Every line in the records below that holds "Send" must be identified and copied.
***** Extracted entries
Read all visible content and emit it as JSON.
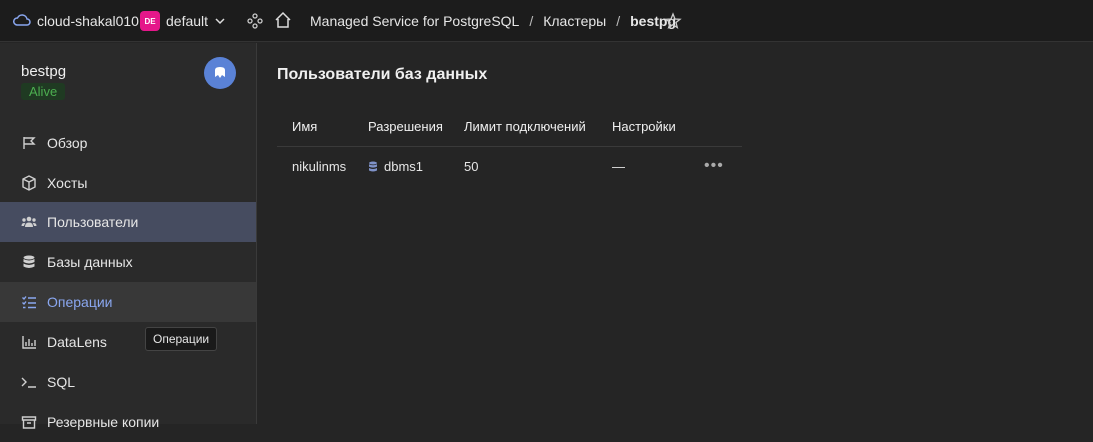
{
  "topbar": {
    "cloud": "cloud-shakal010",
    "folder_badge": "DE",
    "folder": "default",
    "breadcrumbs": [
      "Managed Service for PostgreSQL",
      "Кластеры",
      "bestpg"
    ],
    "separator": "/"
  },
  "sidebar": {
    "cluster_name": "bestpg",
    "status": "Alive",
    "items": [
      {
        "label": "Обзор",
        "icon": "flag-icon"
      },
      {
        "label": "Хосты",
        "icon": "cube-icon"
      },
      {
        "label": "Пользователи",
        "icon": "users-icon",
        "active": true
      },
      {
        "label": "Базы данных",
        "icon": "database-icon"
      },
      {
        "label": "Операции",
        "icon": "checklist-icon",
        "hover": true
      },
      {
        "label": "DataLens",
        "icon": "chart-icon"
      },
      {
        "label": "SQL",
        "icon": "terminal-icon"
      },
      {
        "label": "Резервные копии",
        "icon": "archive-icon"
      }
    ]
  },
  "tooltip": "Операции",
  "main": {
    "title": "Пользователи баз данных",
    "columns": [
      "Имя",
      "Разрешения",
      "Лимит подключений",
      "Настройки"
    ],
    "rows": [
      {
        "name": "nikulinms",
        "permission": "dbms1",
        "limit": "50",
        "settings": "—"
      }
    ]
  },
  "colors": {
    "accent": "#8aa7f0",
    "active_bg": "#464c60",
    "badge": "#e5178a",
    "alive": "#4caf50"
  }
}
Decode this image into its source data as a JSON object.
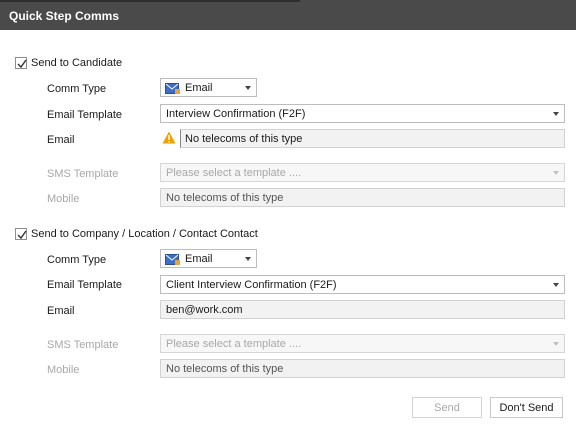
{
  "window": {
    "title": "Quick Step Comms"
  },
  "candidate": {
    "section_label": "Send to Candidate",
    "checked": true,
    "comm_type_label": "Comm Type",
    "comm_type_value": "Email",
    "email_template_label": "Email Template",
    "email_template_value": "Interview Confirmation (F2F)",
    "email_label": "Email",
    "email_value": "No telecoms of this type",
    "sms_template_label": "SMS Template",
    "sms_template_placeholder": "Please select a template ....",
    "mobile_label": "Mobile",
    "mobile_value": "No telecoms of this type"
  },
  "company": {
    "section_label": "Send to Company / Location / Contact Contact",
    "checked": true,
    "comm_type_label": "Comm Type",
    "comm_type_value": "Email",
    "email_template_label": "Email Template",
    "email_template_value": "Client Interview Confirmation (F2F)",
    "email_label": "Email",
    "email_value": "ben@work.com",
    "sms_template_label": "SMS Template",
    "sms_template_placeholder": "Please select a template ....",
    "mobile_label": "Mobile",
    "mobile_value": "No telecoms of this type"
  },
  "footer": {
    "send_label": "Send",
    "dont_send_label": "Don't Send"
  },
  "colors": {
    "titlebar_bg": "#4a4a4a",
    "warning": "#f0a000",
    "email_icon": "#3d6fc4"
  }
}
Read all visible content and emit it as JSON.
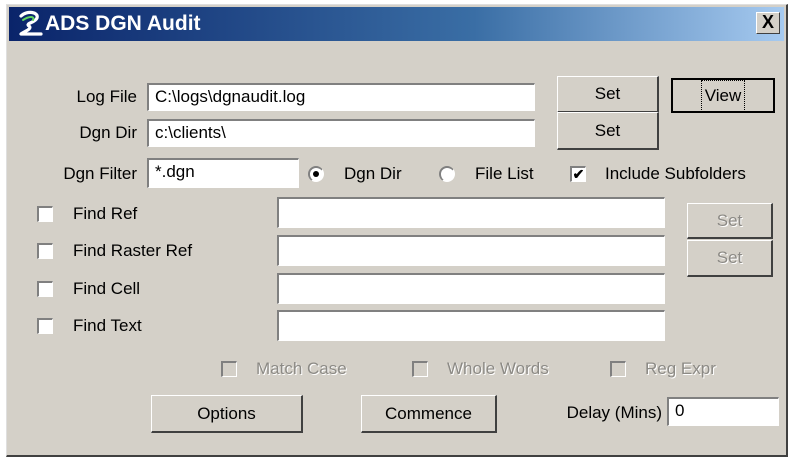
{
  "window": {
    "title": "ADS DGN Audit",
    "close_label": "X"
  },
  "log_file": {
    "label": "Log File",
    "value": "C:\\logs\\dgnaudit.log",
    "set_label": "Set",
    "view_label": "View"
  },
  "dgn_dir": {
    "label": "Dgn Dir",
    "value": "c:\\clients\\",
    "set_label": "Set"
  },
  "dgn_filter": {
    "label": "Dgn Filter",
    "value": "*.dgn",
    "radio_dgn_dir": {
      "label": "Dgn Dir",
      "selected": true
    },
    "radio_file_list": {
      "label": "File List",
      "selected": false
    },
    "include_subfolders": {
      "label": "Include Subfolders",
      "checked": true,
      "checkmark": "✔"
    }
  },
  "find": [
    {
      "label": "Find Ref",
      "checked": false,
      "value": ""
    },
    {
      "label": "Find Raster Ref",
      "checked": false,
      "value": ""
    },
    {
      "label": "Find Cell",
      "checked": false,
      "value": ""
    },
    {
      "label": "Find Text",
      "checked": false,
      "value": ""
    }
  ],
  "find_set_buttons": [
    "Set",
    "Set"
  ],
  "search_options": {
    "match_case": {
      "label": "Match Case",
      "checked": false,
      "enabled": false
    },
    "whole_words": {
      "label": "Whole Words",
      "checked": false,
      "enabled": false
    },
    "reg_expr": {
      "label": "Reg Expr",
      "checked": false,
      "enabled": false
    }
  },
  "footer": {
    "options_label": "Options",
    "commence_label": "Commence",
    "delay_label": "Delay (Mins)",
    "delay_value": "0"
  },
  "colors": {
    "face": "#d4d0c8",
    "title_start": "#0a246a",
    "title_end": "#a6caf0",
    "disabled_text": "#8c8a85"
  },
  "icons": {
    "app": "ads-logo-icon",
    "close": "close-icon",
    "check": "checkmark-icon",
    "radio": "radio-dot-icon"
  }
}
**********
**Answer box**
    "section_label": "Send to Candidate",
    "section_label": "Send to Company / Location / Contact Contact",
    "send_label": "Send",
    "dont_send_label": "Don't Send"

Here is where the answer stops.